How James Corden Really Feels About Carpool Karaoke's Rocky Start

In the years since its debut, James Corden's "Carpool Karaoke" has become widely popular. However, it wasn't always so well-received — especially by publicists. In a 2018 People interview, the late night talk show host shared that the idea actually came from a 2011 "Comic Relief" sketch he was involved in where George Michael was singing Wham! songs while being driven to a meeting. Since it was so well-received, Corden decided to give the idea a go with his own talk show. "When you're putting together a show like this, you're searching for the tentpoles that might prop up your show," he told the outlet. And so Corden and his team ran with the idea.
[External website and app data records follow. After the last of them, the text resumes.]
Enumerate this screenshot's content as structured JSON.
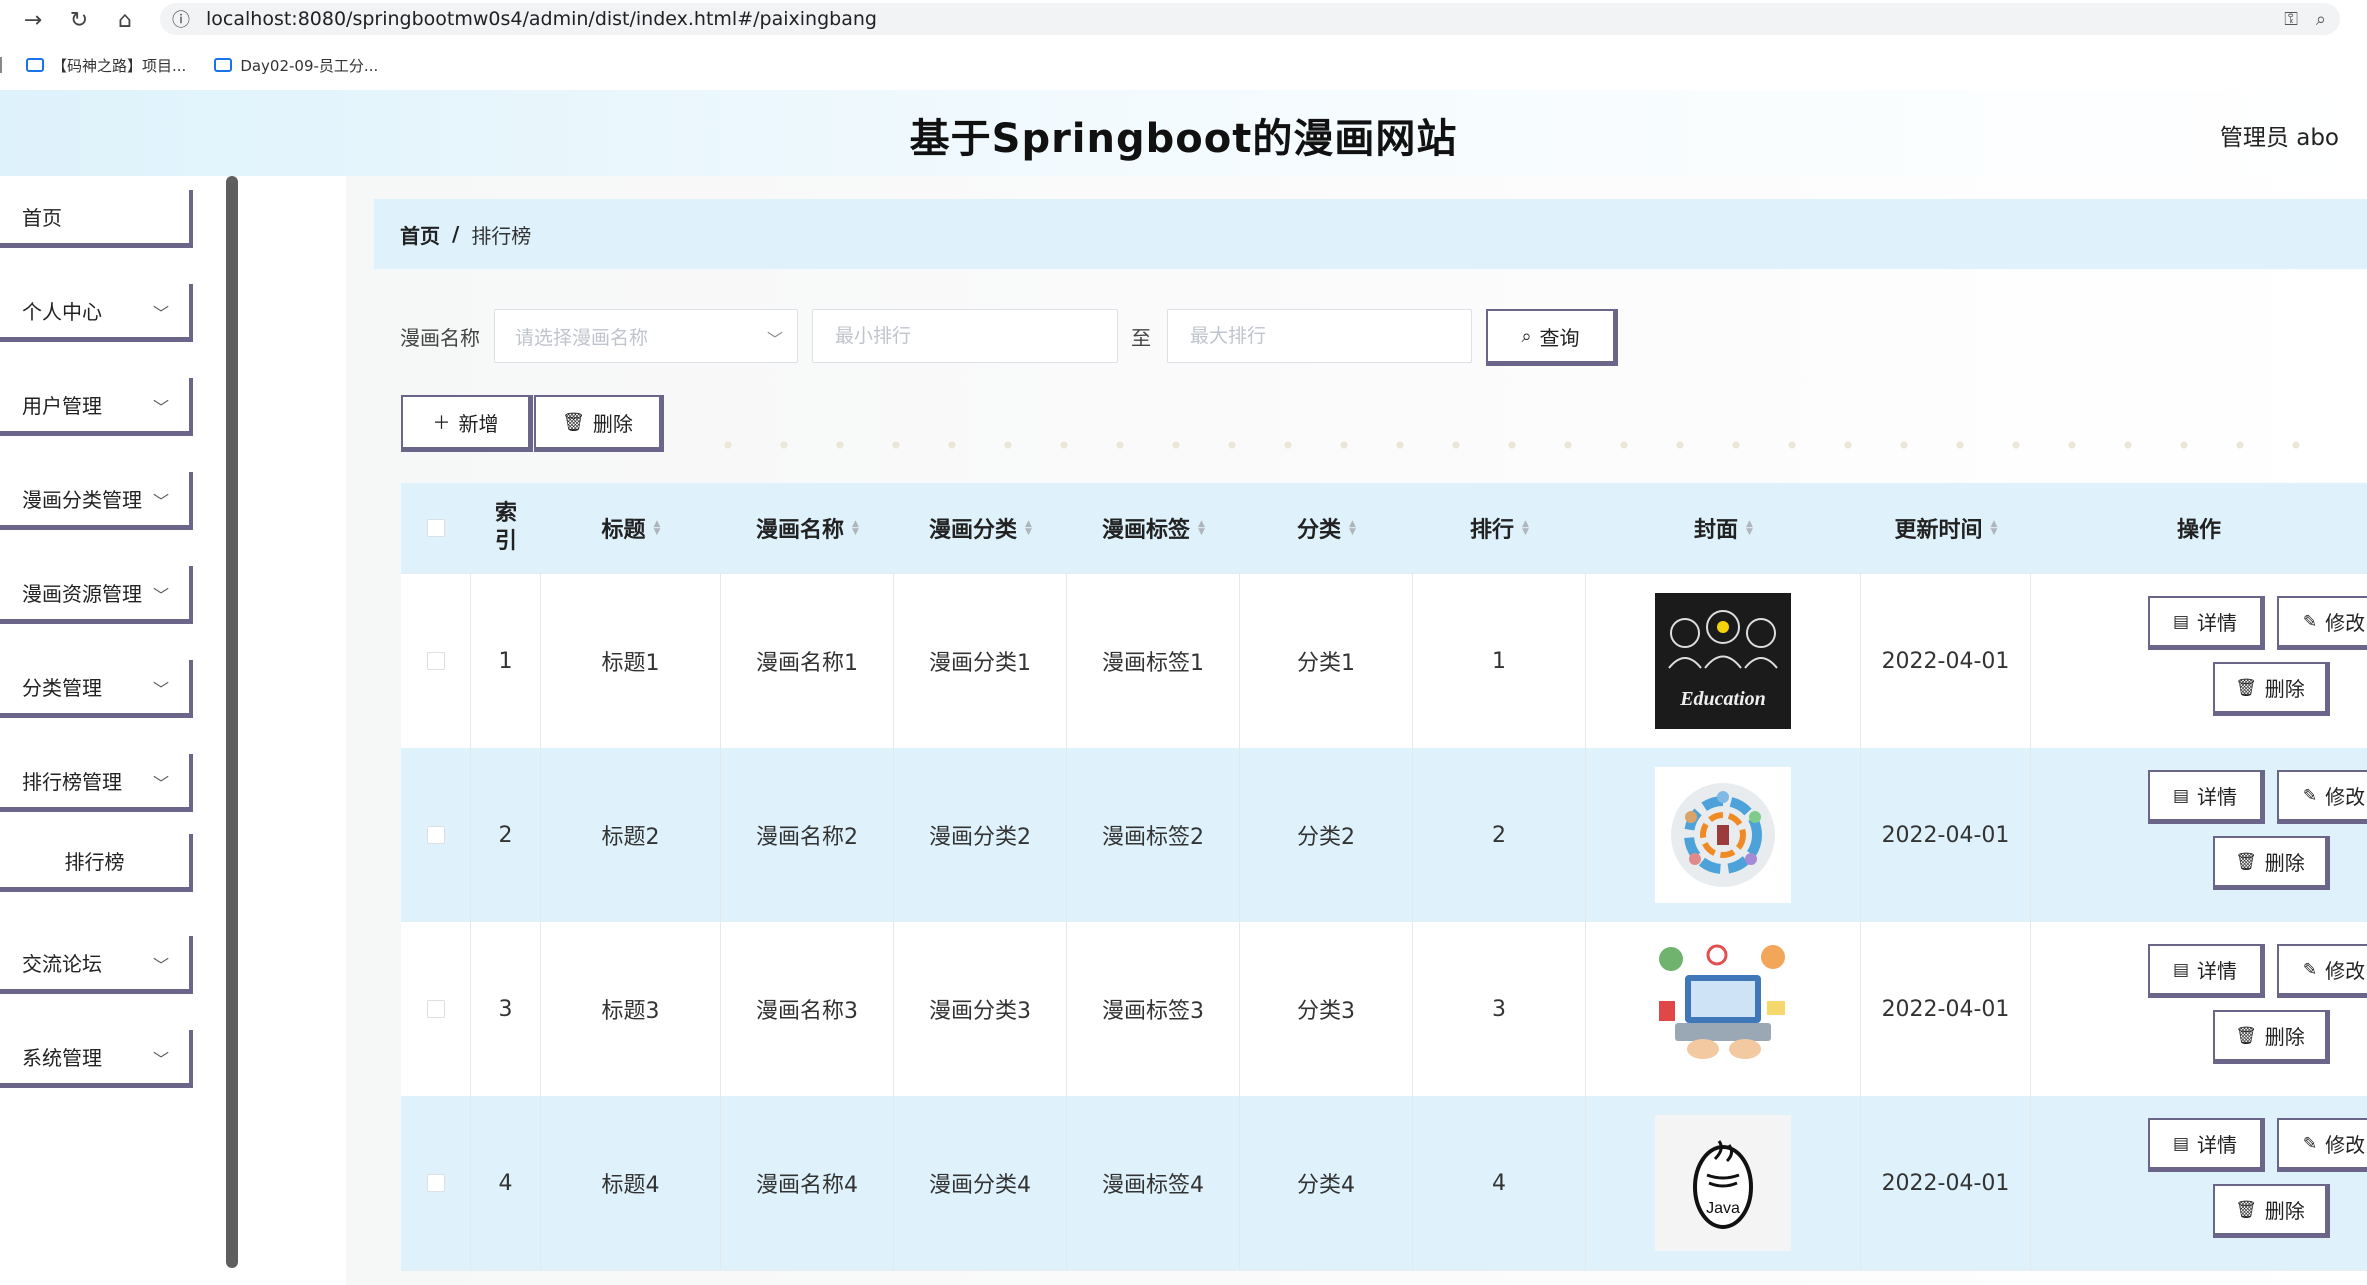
{
  "browser": {
    "url": "localhost:8080/springbootmw0s4/admin/dist/index.html#/paixingbang",
    "bookmarks": [
      "【码神之路】项目...",
      "Day02-09-员工分..."
    ]
  },
  "header": {
    "title": "基于Springboot的漫画网站",
    "user": "管理员 abo"
  },
  "sidebar": {
    "items": [
      {
        "label": "首页",
        "expandable": false
      },
      {
        "label": "个人中心",
        "expandable": true
      },
      {
        "label": "用户管理",
        "expandable": true
      },
      {
        "label": "漫画分类管理",
        "expandable": true
      },
      {
        "label": "漫画资源管理",
        "expandable": true
      },
      {
        "label": "分类管理",
        "expandable": true
      },
      {
        "label": "排行榜管理",
        "expandable": true
      },
      {
        "label": "排行榜",
        "expandable": false
      },
      {
        "label": "交流论坛",
        "expandable": true
      },
      {
        "label": "系统管理",
        "expandable": true
      }
    ]
  },
  "breadcrumb": {
    "home": "首页",
    "separator": "/",
    "current": "排行榜"
  },
  "search": {
    "name_label": "漫画名称",
    "name_placeholder": "请选择漫画名称",
    "min_placeholder": "最小排行",
    "to_label": "至",
    "max_placeholder": "最大排行",
    "query_button": "查询"
  },
  "actions": {
    "add_button": "新增",
    "delete_button": "删除"
  },
  "table": {
    "headers": {
      "index": "索引",
      "title": "标题",
      "name": "漫画名称",
      "category": "漫画分类",
      "tag": "漫画标签",
      "class": "分类",
      "rank": "排行",
      "cover": "封面",
      "updated": "更新时间",
      "ops": "操作"
    },
    "rows": [
      {
        "index": "1",
        "title": "标题1",
        "name": "漫画名称1",
        "category": "漫画分类1",
        "tag": "漫画标签1",
        "class": "分类1",
        "rank": "1",
        "updated": "2022-04-01",
        "cover_text": "Education"
      },
      {
        "index": "2",
        "title": "标题2",
        "name": "漫画名称2",
        "category": "漫画分类2",
        "tag": "漫画标签2",
        "class": "分类2",
        "rank": "2",
        "updated": "2022-04-01",
        "cover_text": ""
      },
      {
        "index": "3",
        "title": "标题3",
        "name": "漫画名称3",
        "category": "漫画分类3",
        "tag": "漫画标签3",
        "class": "分类3",
        "rank": "3",
        "updated": "2022-04-01",
        "cover_text": ""
      },
      {
        "index": "4",
        "title": "标题4",
        "name": "漫画名称4",
        "category": "漫画分类4",
        "tag": "漫画标签4",
        "class": "分类4",
        "rank": "4",
        "updated": "2022-04-01",
        "cover_text": "Java"
      }
    ],
    "row_ops": {
      "detail": "详情",
      "edit": "修改",
      "delete": "删除"
    }
  },
  "colors": {
    "accent_border": "#6b6589",
    "header_bg": "#dff2fb",
    "row_alt_bg": "#dff2fb"
  }
}
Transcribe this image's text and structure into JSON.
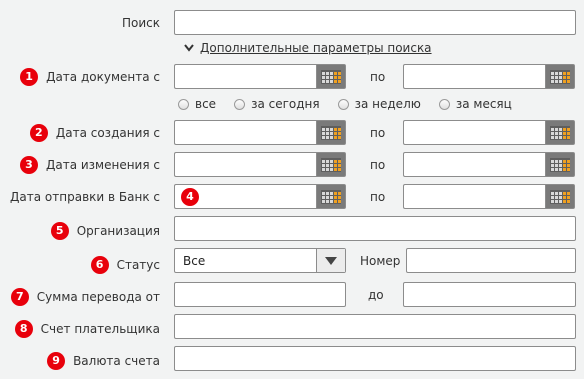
{
  "search": {
    "label": "Поиск",
    "value": ""
  },
  "advanced": {
    "label": "Дополнительные параметры поиска",
    "icon": "chevron-down-icon"
  },
  "badges": [
    "1",
    "2",
    "3",
    "4",
    "5",
    "6",
    "7",
    "8",
    "9"
  ],
  "doc_date": {
    "label": "Дата документа с",
    "to_label": "по",
    "from_value": "",
    "to_value": ""
  },
  "period": {
    "options": [
      "все",
      "за сегодня",
      "за неделю",
      "за месяц"
    ]
  },
  "created_date": {
    "label": "Дата создания с",
    "to_label": "по"
  },
  "modified_date": {
    "label": "Дата изменения с",
    "to_label": "по"
  },
  "sent_date": {
    "label": "Дата отправки в Банк с",
    "to_label": "по"
  },
  "organization": {
    "label": "Организация",
    "value": ""
  },
  "status": {
    "label": "Статус",
    "value": "Все"
  },
  "number": {
    "label": "Номер",
    "value": ""
  },
  "amount": {
    "label": "Сумма перевода от",
    "to_label": "до",
    "from_value": "",
    "to_value": ""
  },
  "payer_account": {
    "label": "Счет плательщика",
    "value": ""
  },
  "account_currency": {
    "label": "Валюта счета",
    "value": ""
  },
  "colors": {
    "badge": "#e8000b",
    "calendar_button": "#7a7a7a",
    "calendar_orange": "#f0a020"
  }
}
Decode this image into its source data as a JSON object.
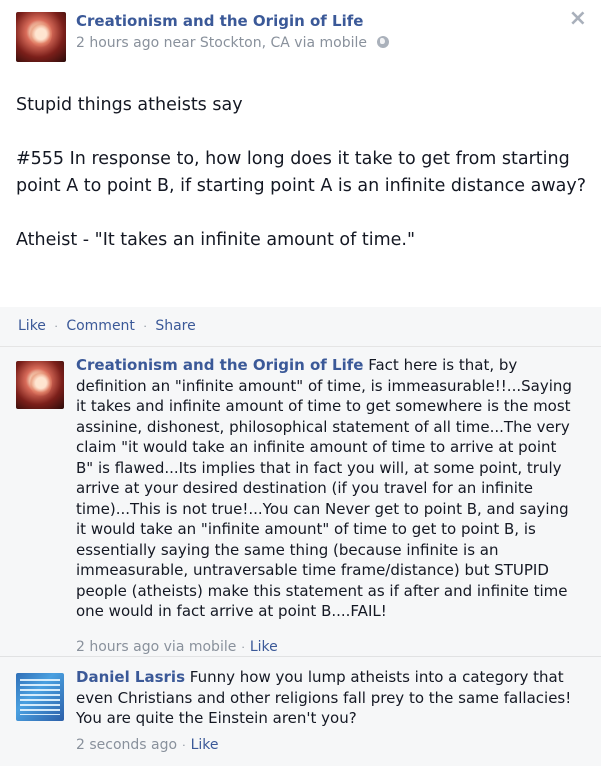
{
  "post": {
    "page_name": "Creationism and the Origin of Life",
    "meta": "2 hours ago near Stockton, CA via mobile",
    "close_glyph": "×",
    "paragraphs": [
      "Stupid things atheists say",
      "#555 In response to, how long does it take to get from starting point A to point B, if starting point A is an infinite distance away?",
      "Atheist - \"It takes an infinite amount of time.\""
    ]
  },
  "actions": {
    "like": "Like",
    "comment": "Comment",
    "share": "Share",
    "separator": "·"
  },
  "comments": [
    {
      "author": "Creationism and the Origin of Life",
      "text": "Fact here is that, by definition an \"infinite amount\" of time, is immeasurable!!...Saying it takes and infinite amount of time to get somewhere is the most assinine, dishonest, philosophical statement of all time...The very claim \"it would take an infinite amount of time to arrive at point B\" is flawed...Its implies that in fact you will, at some point, truly arrive at your desired destination (if you travel for an infinite time)...This is not true!...You can Never get to point B, and saying it would take an \"infinite amount\" of time to get to point B, is essentially saying the same thing (because infinite is an immeasurable, untraversable time frame/distance) but STUPID people (atheists) make this statement as if after and infinite time one would in fact arrive at point B....FAIL!",
      "time": "2 hours ago via mobile",
      "like": "Like",
      "separator": "·"
    },
    {
      "author": "Daniel Lasris",
      "text": "Funny how you lump atheists into a category that even Christians and other religions fall prey to the same fallacies! You are quite the Einstein aren't you?",
      "time": "2 seconds ago",
      "like": "Like",
      "separator": "·"
    }
  ],
  "colors": {
    "link": "#3b5998",
    "meta": "#89919c",
    "comment_bg": "#f6f7f8"
  },
  "icons": [
    "page-avatar-icon",
    "globe-icon",
    "close-icon",
    "user-avatar-icon"
  ]
}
Since then, the segment has become a "phenomenon," per The Guardian. Corden has driven his car around Los Angeles with some of the biggest Hollywood stars, including Adele, Cardi B, One Direction, and even former first lady Michelle Obama. Each video has raked in millions of views on YouTube. Given the segment's success, it's no surprise that others have since made their own version.

While publicists were surely clamoring to get their celebrity clients on "Carpool Karaoke" at the segment's peak, that wasn't always the case. In fact, during a November 2022 episode of "Hot Ones," Corden revealed that initially, he didn't have the easiest time booking guests.

James Corden's goal for the segment was to 'humanize' celebrities

In a 2021 sit-down with "60 Minutes," James Corden discussed the success of his "Carpool Karaoke" segment, and shared that one of his most memorable experiences is being able to film the popular segment with Paul McCartney. "The core of it really isn't the songs," he said on "60 Minutes," adding, "The core of it is the intimacy of the interview. That these are some of the most famous people on Planet Earth."

The late night talk show host explained a little bit more about the concept during a November 2022 "Hot Ones" episode, touching on what he believes some people — publicists, in particular — might have disregarded when he originally pitched the idea."There's something about taking someone and placing them completely on their own, in an environment that's so recognizable to us," he said. Corden added, "We sing our lung out in the car and seeing someone doing something in the very same way that we do it I think is quite humanizing." And it's that humanization factor that's seemingly contributed to the segment's success.

Corden has found ways to reach that goal of humanizing the celebrities he's with even more by making some fun pit stops. In the Selena Gomez episode, the two are seen riding a rollercoaster and going to McDonalds. And in the Ariana Grande episode, the comedian and the singer are seen going to Starbucks.